Of course we impose strict conditions on ourselves. Since I’m generally no longer the one that conducts the experiments, we’ve had a lab technician working in my group for years who is solely responsible for animal experiments. This guarantees that the mice are looked after according to specific guidelines and everything is well documented. She also gives the researchers a rap on the knuckles if necessary.

We have strict criteria on how we approach animal experiments. For example, we concentrate on the most important questions, avoid unnecessary experiments and think carefully about how many mice are necessary in order to obtain statistical significance. We have to account for all this very precisely in our animal experiment application.

You are not only a researcher, but also the deputy head of oncology at the University Hospital of Basel. Does your contact with cancer patients influence how you weigh the benefits to humans against the suffering of animals?

I think it makes a strong impression, of course. I was once asked whether I thought animals were worth less than people. It’s an important ethical question. But at the end of the day I have to admit that the cancer patient who sits in front of me with their fate hanging in the balance means more to me at that moment. Practically all the modern cancer drugs that we have available today were developed using animal experiments. There is currently still no other way to do it.

On 13 February, Switzerland will vote on the federal popular initiative "Yes to the ban on animal and human experiments - Yes to research that brings safety and progress". It aims to ban all experiments on animals and humans, as well as the trade, import and export of products, such as medicines, for which animal testing or clinical trials have been carried out.

Swissuniversities, the umbrella organization of Swiss higher education institutions, warns of a medicine and research ban. Accepting the initiative would prevent above all biomedical research and the development of new medical treatment methods.
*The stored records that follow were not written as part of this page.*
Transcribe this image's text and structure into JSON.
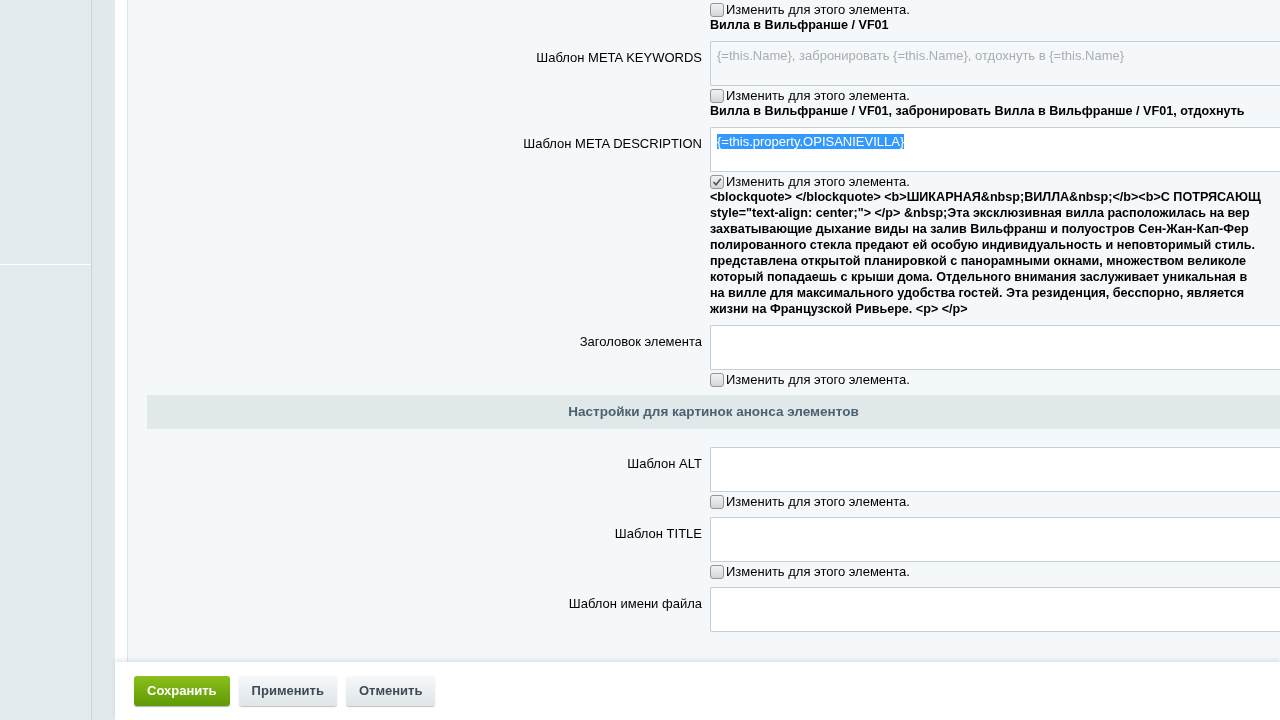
{
  "form": {
    "items": [
      {
        "kind": "tail",
        "override": {
          "label": "Изменить для этого элемента.",
          "checked": false
        },
        "result_lines": [
          "Вилла в Вильфранше / VF01"
        ]
      },
      {
        "kind": "field",
        "label": "Шаблон META KEYWORDS",
        "placeholder": "{=this.Name}, забронировать {=this.Name}, отдохнуть в {=this.Name}",
        "override": {
          "label": "Изменить для этого элемента.",
          "checked": false
        },
        "result_lines": [
          "Вилла в Вильфранше / VF01, забронировать Вилла в Вильфранше / VF01, отдохнуть"
        ]
      },
      {
        "kind": "field",
        "label": "Шаблон META DESCRIPTION",
        "value": "{=this.property.OPISANIEVILLA}",
        "value_selected": true,
        "override": {
          "label": "Изменить для этого элемента.",
          "checked": true
        },
        "result_lines": [
          "<blockquote> </blockquote> <b>ШИКАРНАЯ&nbsp;ВИЛЛА&nbsp;</b><b>С ПОТРЯСАЮЩ",
          "style=\"text-align: center;\"> </p> &nbsp;Эта эксклюзивная вилла расположилась на вер",
          "захватывающие дыхание виды на залив Вильфранш и полуостров Сен-Жан-Кап-Фер",
          "полированного стекла предают ей особую индивидуальность и неповторимый стиль.",
          "представлена открытой планировкой с панорамными окнами, множеством великоле",
          "который попадаешь с крыши дома. Отдельного внимания заслуживает уникальная в",
          "на вилле для максимального удобства гостей. Эта резиденция, бесспорно, является",
          "жизни на Французской Ривьере. <p> </p>"
        ]
      },
      {
        "kind": "field",
        "label": "Заголовок элемента",
        "override": {
          "label": "Изменить для этого элемента.",
          "checked": false
        }
      },
      {
        "kind": "section",
        "label": "Настройки для картинок анонса элементов"
      },
      {
        "kind": "field",
        "label": "Шаблон ALT",
        "override": {
          "label": "Изменить для этого элемента.",
          "checked": false
        }
      },
      {
        "kind": "field",
        "label": "Шаблон TITLE",
        "override": {
          "label": "Изменить для этого элемента.",
          "checked": false
        }
      },
      {
        "kind": "field",
        "label": "Шаблон имени файла"
      }
    ]
  },
  "buttons": [
    {
      "label": "Сохранить",
      "kind": "primary"
    },
    {
      "label": "Применить",
      "kind": "secondary"
    },
    {
      "label": "Отменить",
      "kind": "secondary"
    }
  ]
}
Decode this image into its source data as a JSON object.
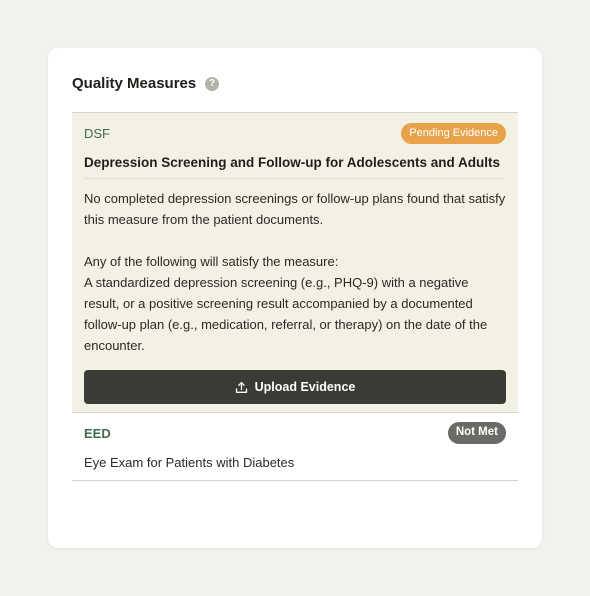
{
  "card": {
    "title": "Quality Measures",
    "help_icon_glyph": "?"
  },
  "measures": [
    {
      "code": "DSF",
      "status": "Pending Evidence",
      "status_color": "#e8a24a",
      "title": "Depression Screening and Follow-up for Adolescents and Adults",
      "description": "No completed depression screenings or follow-up plans found that satisfy this measure from the patient documents.",
      "criteria_heading": "Any of the following will satisfy the measure:",
      "criteria_text": "A standardized depression screening (e.g., PHQ-9) with a negative result, or a positive screening result accompanied by a documented follow-up plan (e.g., medication, referral, or therapy) on the date of the encounter.",
      "action_label": "Upload Evidence",
      "action_icon": "upload-icon"
    },
    {
      "code": "EED",
      "status": "Not Met",
      "status_color": "#6b6a66",
      "title": "Eye Exam for Patients with Diabetes"
    }
  ],
  "colors": {
    "background": "#f2f1ec",
    "card": "#ffffff",
    "active_row": "#f3f0e4",
    "code_green": "#3f6b52",
    "button_dark": "#3a3a36"
  }
}
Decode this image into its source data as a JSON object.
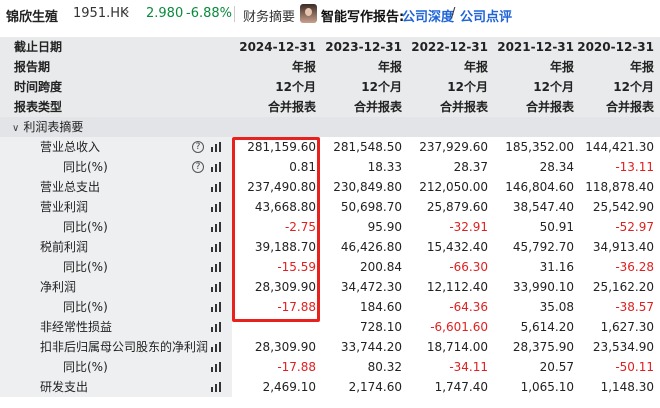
{
  "header": {
    "stock_name": "锦欣生殖",
    "stock_code": "1951.HK",
    "price": "2.980",
    "change_pct": "-6.88%",
    "nav_finance": "财务摘要",
    "ai_report_label": "智能写作报告:",
    "link_deep": "公司深度",
    "slash": "/",
    "link_review": "公司点评",
    "colors": {
      "down": "#0a8a3c",
      "link": "#1f64d8",
      "negative": "#e02020",
      "highlight_box": "#e8211d"
    }
  },
  "table": {
    "meta_rows": [
      {
        "label": "截止日期",
        "values": [
          "2024-12-31",
          "2023-12-31",
          "2022-12-31",
          "2021-12-31",
          "2020-12-31"
        ]
      },
      {
        "label": "报告期",
        "values": [
          "年报",
          "年报",
          "年报",
          "年报",
          "年报"
        ]
      },
      {
        "label": "时间跨度",
        "values": [
          "12个月",
          "12个月",
          "12个月",
          "12个月",
          "12个月"
        ]
      },
      {
        "label": "报表类型",
        "values": [
          "合并报表",
          "合并报表",
          "合并报表",
          "合并报表",
          "合并报表"
        ]
      }
    ],
    "section_title": "利润表摘要",
    "rows": [
      {
        "label": "营业总收入",
        "level": 1,
        "help": true,
        "values": [
          "281,159.60",
          "281,548.50",
          "237,929.60",
          "185,352.00",
          "144,421.30"
        ]
      },
      {
        "label": "同比(%)",
        "level": 2,
        "help": true,
        "values": [
          "0.81",
          "18.33",
          "28.37",
          "28.34",
          "-13.11"
        ]
      },
      {
        "label": "营业总支出",
        "level": 1,
        "help": false,
        "values": [
          "237,490.80",
          "230,849.80",
          "212,050.00",
          "146,804.60",
          "118,878.40"
        ]
      },
      {
        "label": "营业利润",
        "level": 1,
        "help": false,
        "values": [
          "43,668.80",
          "50,698.70",
          "25,879.60",
          "38,547.40",
          "25,542.90"
        ]
      },
      {
        "label": "同比(%)",
        "level": 2,
        "help": false,
        "values": [
          "-2.75",
          "95.90",
          "-32.91",
          "50.91",
          "-52.97"
        ]
      },
      {
        "label": "税前利润",
        "level": 1,
        "help": false,
        "values": [
          "39,188.70",
          "46,426.80",
          "15,432.40",
          "45,792.70",
          "34,913.40"
        ]
      },
      {
        "label": "同比(%)",
        "level": 2,
        "help": false,
        "values": [
          "-15.59",
          "200.84",
          "-66.30",
          "31.16",
          "-36.28"
        ]
      },
      {
        "label": "净利润",
        "level": 1,
        "help": false,
        "values": [
          "28,309.90",
          "34,472.30",
          "12,112.40",
          "33,990.10",
          "25,162.20"
        ]
      },
      {
        "label": "同比(%)",
        "level": 2,
        "help": false,
        "values": [
          "-17.88",
          "184.60",
          "-64.36",
          "35.08",
          "-38.57"
        ]
      },
      {
        "label": "非经常性损益",
        "level": 1,
        "help": false,
        "values": [
          "",
          "728.10",
          "-6,601.60",
          "5,614.20",
          "1,627.30"
        ]
      },
      {
        "label": "扣非后归属母公司股东的净利润",
        "level": 1,
        "help": false,
        "values": [
          "28,309.90",
          "33,744.20",
          "18,714.00",
          "28,375.90",
          "23,534.90"
        ]
      },
      {
        "label": "同比(%)",
        "level": 2,
        "help": false,
        "values": [
          "-17.88",
          "80.32",
          "-34.11",
          "20.57",
          "-50.11"
        ]
      },
      {
        "label": "研发支出",
        "level": 1,
        "help": false,
        "values": [
          "2,469.10",
          "2,174.60",
          "1,747.40",
          "1,065.10",
          "1,148.30"
        ]
      }
    ],
    "icons": {
      "help": "question-circle-icon",
      "chart": "bar-chart-icon"
    }
  }
}
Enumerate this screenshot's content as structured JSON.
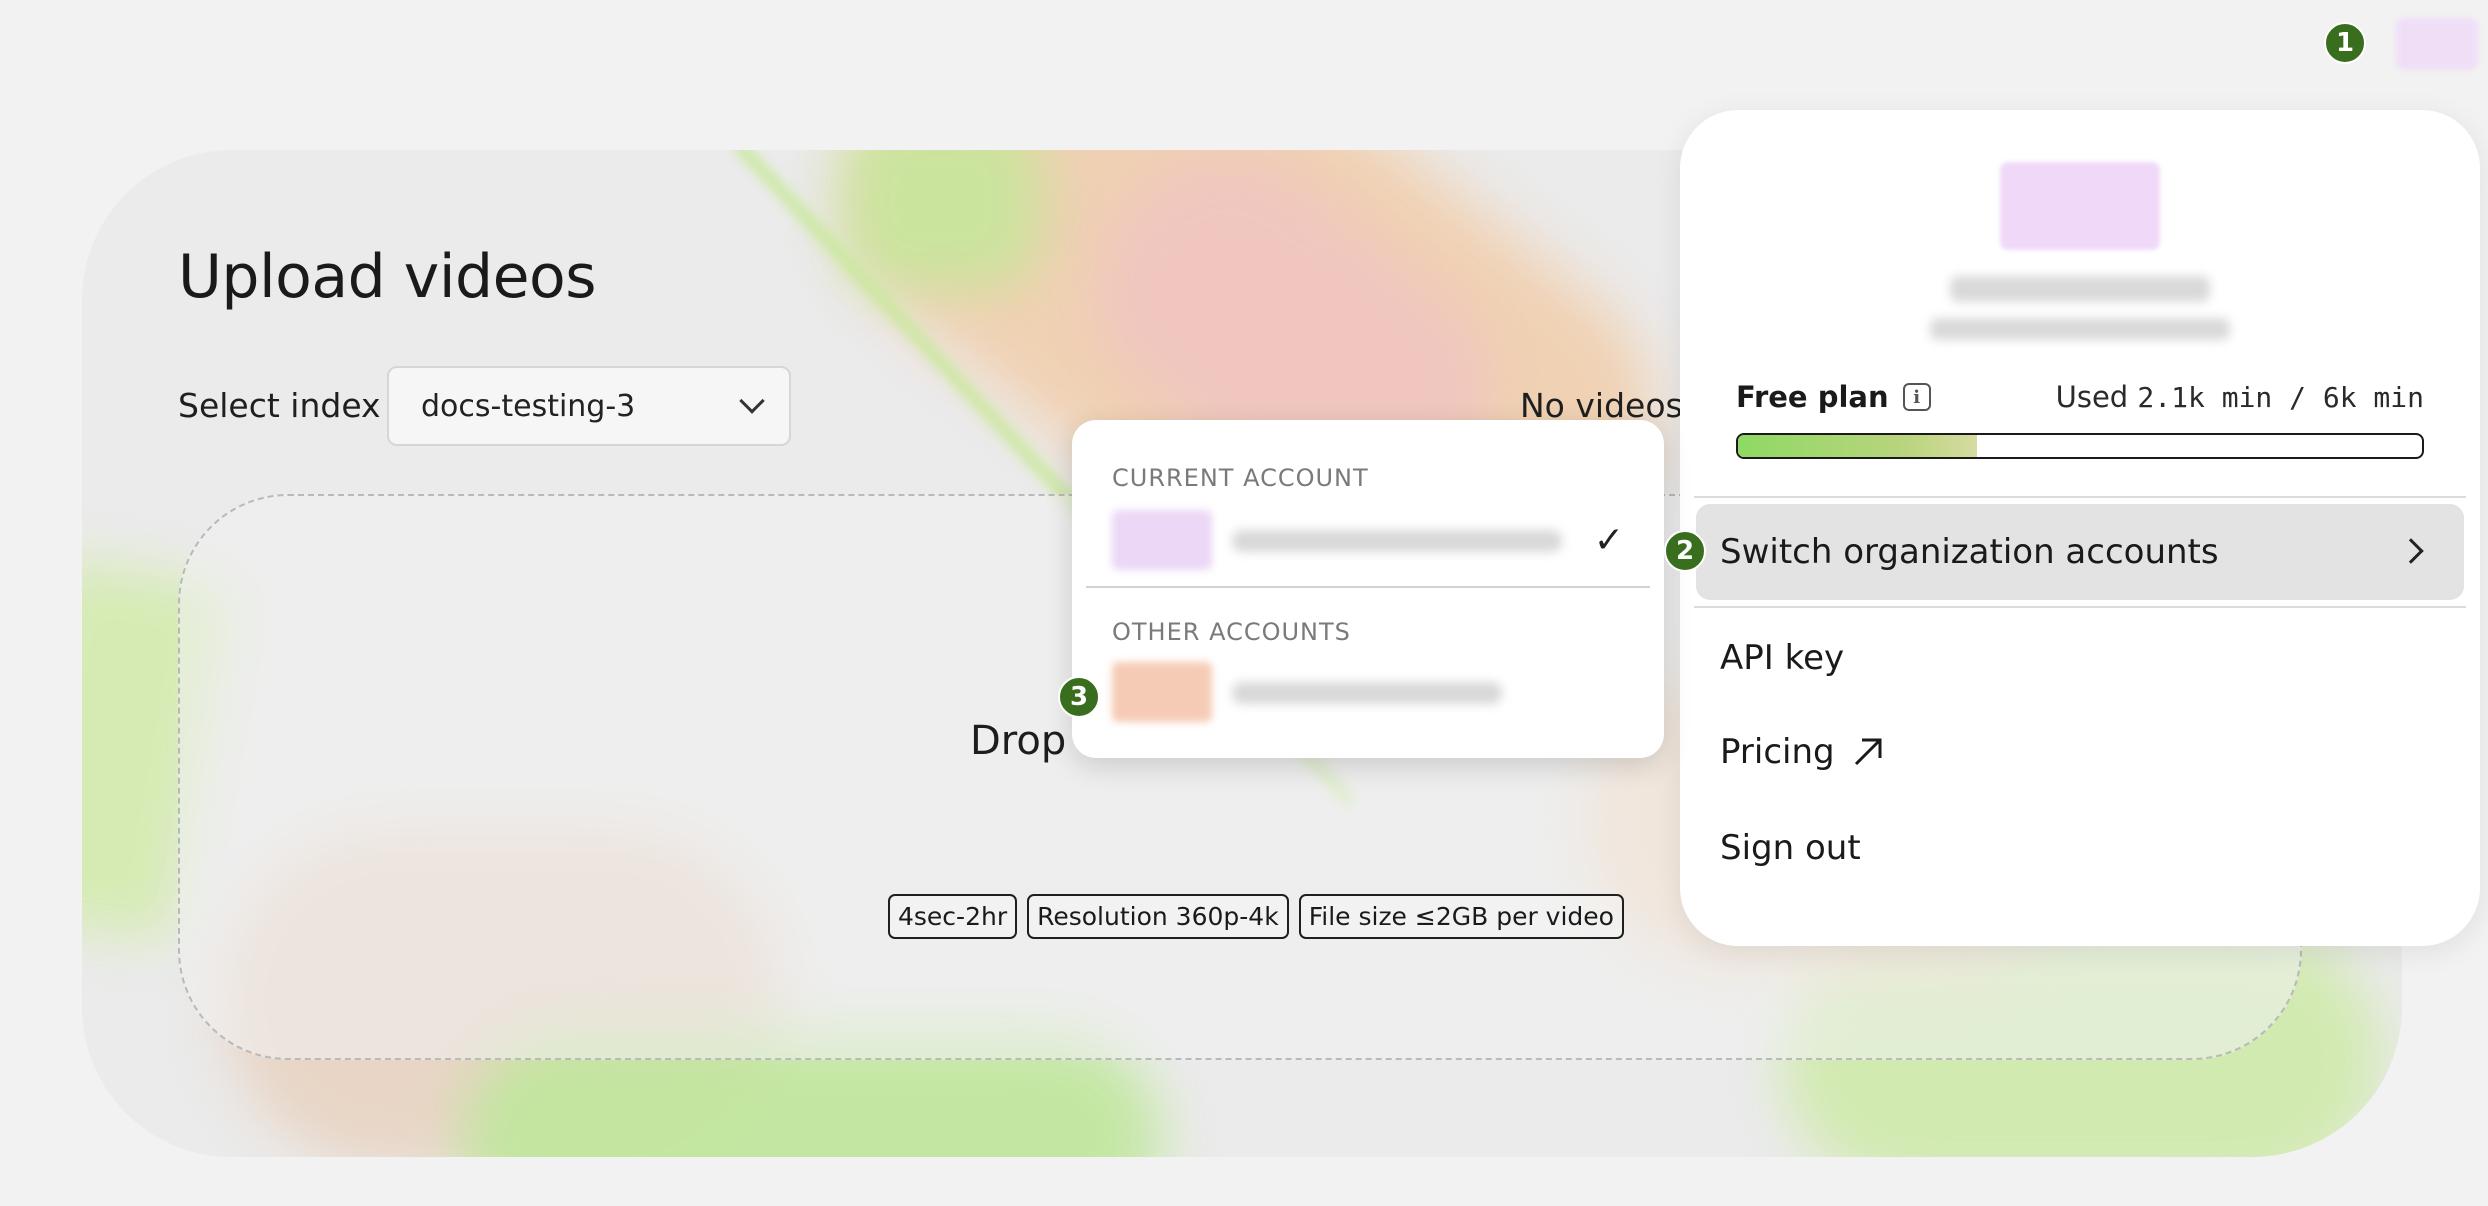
{
  "main": {
    "title": "Upload videos",
    "select_index_label": "Select index",
    "selected_index": "docs-testing-3",
    "no_videos_text": "No videos",
    "drop_text": "Drop",
    "chips": [
      "4sec-2hr",
      "Resolution 360p-4k",
      "File size ≤2GB per video"
    ]
  },
  "account_menu": {
    "plan_label": "Free plan",
    "usage_prefix": "Used",
    "usage_value": "2.1k min / 6k min",
    "usage_fraction": 0.35,
    "switch_label": "Switch organization accounts",
    "api_key_label": "API key",
    "pricing_label": "Pricing",
    "sign_out_label": "Sign out"
  },
  "submenu": {
    "current_heading": "CURRENT ACCOUNT",
    "other_heading": "OTHER ACCOUNTS"
  },
  "steps": [
    "1",
    "2",
    "3"
  ],
  "colors": {
    "step_badge": "#3a6e1f",
    "progress_start": "#8fd964",
    "switch_row_bg": "#e3e3e3"
  }
}
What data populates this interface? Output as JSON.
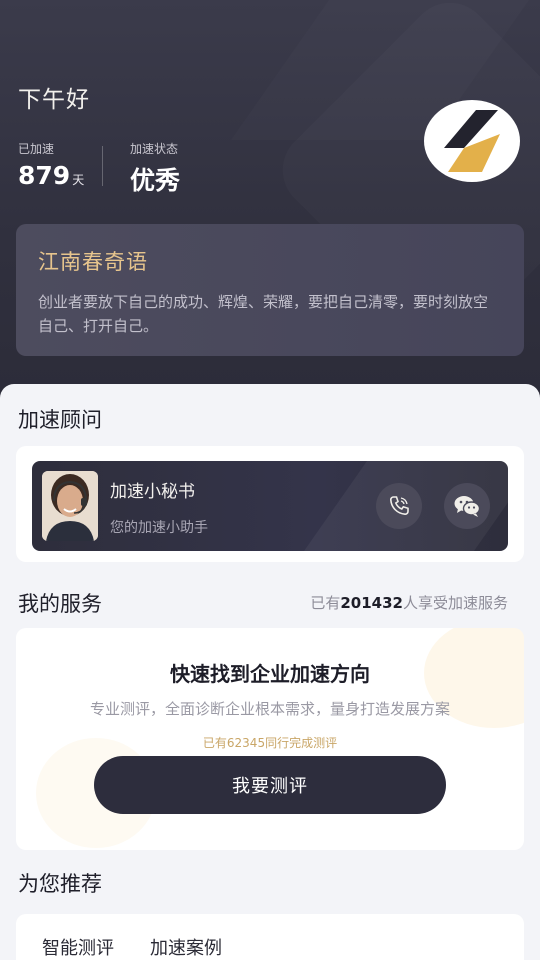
{
  "header": {
    "greeting": "下午好",
    "accelerated_label": "已加速",
    "accelerated_value": "879",
    "accelerated_unit": "天",
    "status_label": "加速状态",
    "status_value": "优秀",
    "logo_icon": "lightning-icon"
  },
  "quote": {
    "title": "江南春奇语",
    "text": "创业者要放下自己的成功、辉煌、荣耀，要把自己清零，要时刻放空自己、打开自己。"
  },
  "advisor": {
    "section_title": "加速顾问",
    "name": "加速小秘书",
    "subtitle": "您的加速小助手",
    "avatar_icon": "avatar-photo",
    "phone_icon": "phone-icon",
    "wechat_icon": "wechat-icon"
  },
  "services": {
    "section_title": "我的服务",
    "count_prefix": "已有",
    "count_value": "201432",
    "count_suffix": "人享受加速服务",
    "card_title": "快速找到企业加速方向",
    "card_desc": "专业测评，全面诊断企业根本需求，量身打造发展方案",
    "card_note": "已有62345同行完成测评",
    "button_label": "我要测评"
  },
  "recommend": {
    "section_title": "为您推荐",
    "tabs": [
      "智能测评",
      "加速案例"
    ]
  },
  "colors": {
    "header_bg": "#343443",
    "accent_gold": "#e7c58d",
    "dark_button": "#2d2d3d"
  }
}
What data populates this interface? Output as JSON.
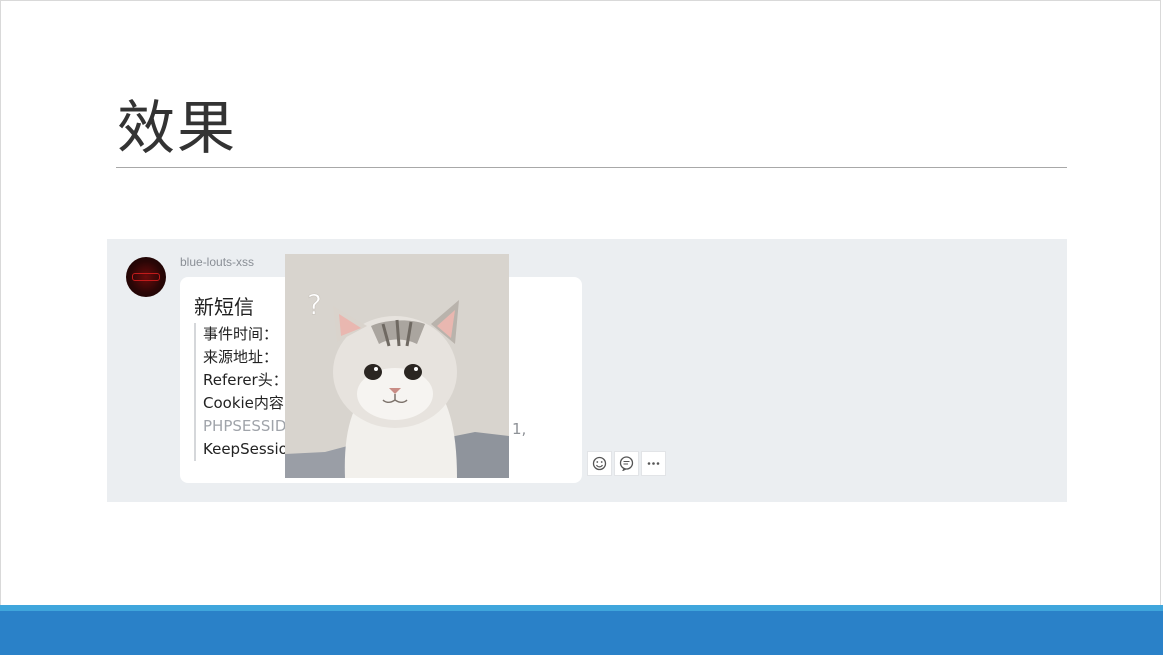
{
  "slide": {
    "title": "效果"
  },
  "chat": {
    "sender": "blue-louts-xss",
    "message": {
      "title": "新短信",
      "lines": [
        "事件时间：",
        "来源地址：",
        "Referer头：",
        "Cookie内容",
        "PHPSESSID",
        "KeepSessio"
      ],
      "trailing_text": "1,"
    },
    "actions": [
      {
        "name": "emoji-icon"
      },
      {
        "name": "reply-icon"
      },
      {
        "name": "more-icon"
      }
    ]
  },
  "colors": {
    "panel": "#ebeef1",
    "footer": "#2a81c8",
    "footer_accent": "#3fa6dc"
  }
}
The issues at stake include the high quality of healthcare and responsible research in Switzerland in the service of the population and the environment.